Nurse educators face the incredible challenge of preparing diverse learners to care for patients with increasingly acute and complex needs in an overburdened healthcare system. This challenge is intensified as we prepare for the upcoming Next Generation NCLEX® changes, create solutions to tackle high rates of medication administration errors, and expand and accelerate nursing programs to mitigate the nursing shortage. And now, the pandemic tied to the novel coronavirus, SARS-CoV-2, has forced us to rapidly transition to even more virtual learning.
There is growing use of online learning tools to supplement learning in response to these issues, and learners now have a wealth of on-the-go educational tools adapted to their unique learning preferences available at their fingertips. How do we as nurse educators facilitate clinical judgment in the online learning environment?
Encourage Active, Problem-Based Learning Solutions

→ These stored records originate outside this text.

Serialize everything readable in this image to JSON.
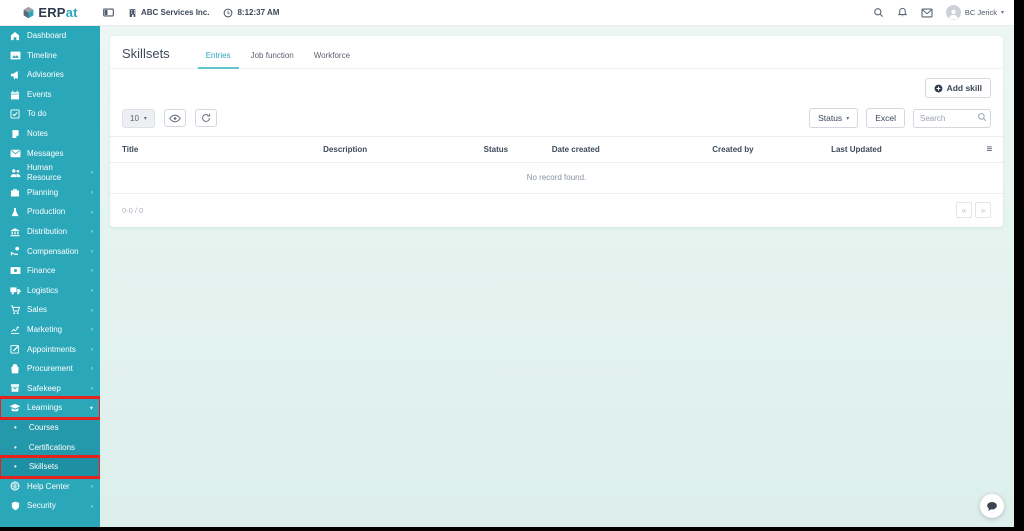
{
  "colors": {
    "accent": "#2aa7b9",
    "annotation": "#e8211d",
    "sidebar": "#2aa7b9"
  },
  "topbar": {
    "logo_primary": "ERP",
    "logo_accent": "at",
    "company": "ABC Services Inc.",
    "time": "8:12:37 AM",
    "user": "BC Jerick"
  },
  "sidebar": {
    "items": [
      {
        "label": "Dashboard",
        "icon": "dashboard-icon"
      },
      {
        "label": "Timeline",
        "icon": "timeline-icon"
      },
      {
        "label": "Advisories",
        "icon": "advisories-icon"
      },
      {
        "label": "Events",
        "icon": "events-icon"
      },
      {
        "label": "To do",
        "icon": "todo-icon"
      },
      {
        "label": "Notes",
        "icon": "notes-icon"
      },
      {
        "label": "Messages",
        "icon": "messages-icon"
      },
      {
        "label": "Human Resource",
        "icon": "human-resource-icon",
        "chevron": "right"
      },
      {
        "label": "Planning",
        "icon": "planning-icon",
        "chevron": "right"
      },
      {
        "label": "Production",
        "icon": "production-icon",
        "chevron": "right"
      },
      {
        "label": "Distribution",
        "icon": "distribution-icon",
        "chevron": "right"
      },
      {
        "label": "Compensation",
        "icon": "compensation-icon",
        "chevron": "right"
      },
      {
        "label": "Finance",
        "icon": "finance-icon",
        "chevron": "right"
      },
      {
        "label": "Logistics",
        "icon": "logistics-icon",
        "chevron": "right"
      },
      {
        "label": "Sales",
        "icon": "sales-icon",
        "chevron": "right"
      },
      {
        "label": "Marketing",
        "icon": "marketing-icon",
        "chevron": "right"
      },
      {
        "label": "Appointments",
        "icon": "appointments-icon",
        "chevron": "right"
      },
      {
        "label": "Procurement",
        "icon": "procurement-icon",
        "chevron": "right"
      },
      {
        "label": "Safekeep",
        "icon": "safekeep-icon",
        "chevron": "right"
      },
      {
        "label": "Learnings",
        "icon": "learnings-icon",
        "chevron": "down",
        "annotated": true
      },
      {
        "label": "Courses",
        "sub": true
      },
      {
        "label": "Certifications",
        "sub": true
      },
      {
        "label": "Skillsets",
        "sub": true,
        "active": true,
        "annotated": true
      },
      {
        "label": "Help Center",
        "icon": "help-center-icon",
        "chevron": "right"
      },
      {
        "label": "Security",
        "icon": "security-icon",
        "chevron": "right"
      }
    ]
  },
  "page": {
    "title": "Skillsets",
    "tabs": [
      "Entries",
      "Job function",
      "Workforce"
    ],
    "active_tab_index": 0
  },
  "toolbar": {
    "add_skill_label": "Add skill",
    "page_size": "10",
    "status_label": "Status",
    "excel_label": "Excel",
    "search_placeholder": "Search"
  },
  "table": {
    "columns": [
      "Title",
      "Description",
      "Status",
      "Date created",
      "Created by",
      "Last Updated"
    ],
    "menu_glyph": "≡",
    "empty_message": "No record found.",
    "pagination_info": "0-0 / 0",
    "prev_glyph": "«",
    "next_glyph": "»"
  }
}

The link between active, problem-based learning and improved critical thinking is vastly supported in education research. Online tools that equip learners to self-direct their learning and challenge them to solve clinically-relevant problems improve lifelong learning skills and clinical judgment—two vital components of a successful nursing career. When researching online learning tools, look for solutions that allow learners to easily assess their performance to determine areas of strength and weakness and to customize remediation. Also, encourage use of resources that allow learners to apply their learning in a variety of scenarios that mimic real-life patient care decisions.
For example, UWorld’s Clinical Med Math QBank presents learners with unfolding case scenarios that require them to think about dosage calculations in a clinically-realistic way. Whether they must provide a second check on a high alert medication or reprogram a pump with a different dosage of the same medication, learners not only calculate a dosage, they must use their clinical judgment to make medication administration decisions.
Collaborative learning promotes engagement and improves critical thinking and communication skills. Although you may not be physically present with learners, it is important to maintain regular interactions, as you would in a class meeting. Utilizing strategies such as generating discussion and providing prompt feedback in the virtual environment allow you to assess learning, correct misunderstandings, and offer your support and presence. Solving a clinical problem in the online environment with learners allows you to ask probing questions to emphasize important learning points and tease out additional details to improve clinical realism, which aids in the development of clinical judgment. Offering mini-live question review sessions or creating a forum to discuss a “problem of the week” are simple ways to promote collaboration.
Emphasize the “Why”
A critical component of developing clinical judgment is understanding the “why” or rationale for clinical decisions. The “why” promotes higher levels of thinking within Bloom’s taxonomy by challenging learners to apply their knowledge in light of the individual patient’s experience. Understanding the “why” allows learners to generate hypotheses to explain clinical cues, as outlined in the NCSBN Clinical Judgment Measurement Model (CJMM). Online tools that describe the key connections between concepts provide the building blocks for learner understanding and application.
Our calling is to prepare the next generation of nurses, and part of that role is to guide our students in selecting the best available resources. As you navigate the sea of online learning tools, it is helpful to remember these core educational principles—promoting active learning, encouraging collaboration, and building critical thinking through the “why”—remain true regardless of setting.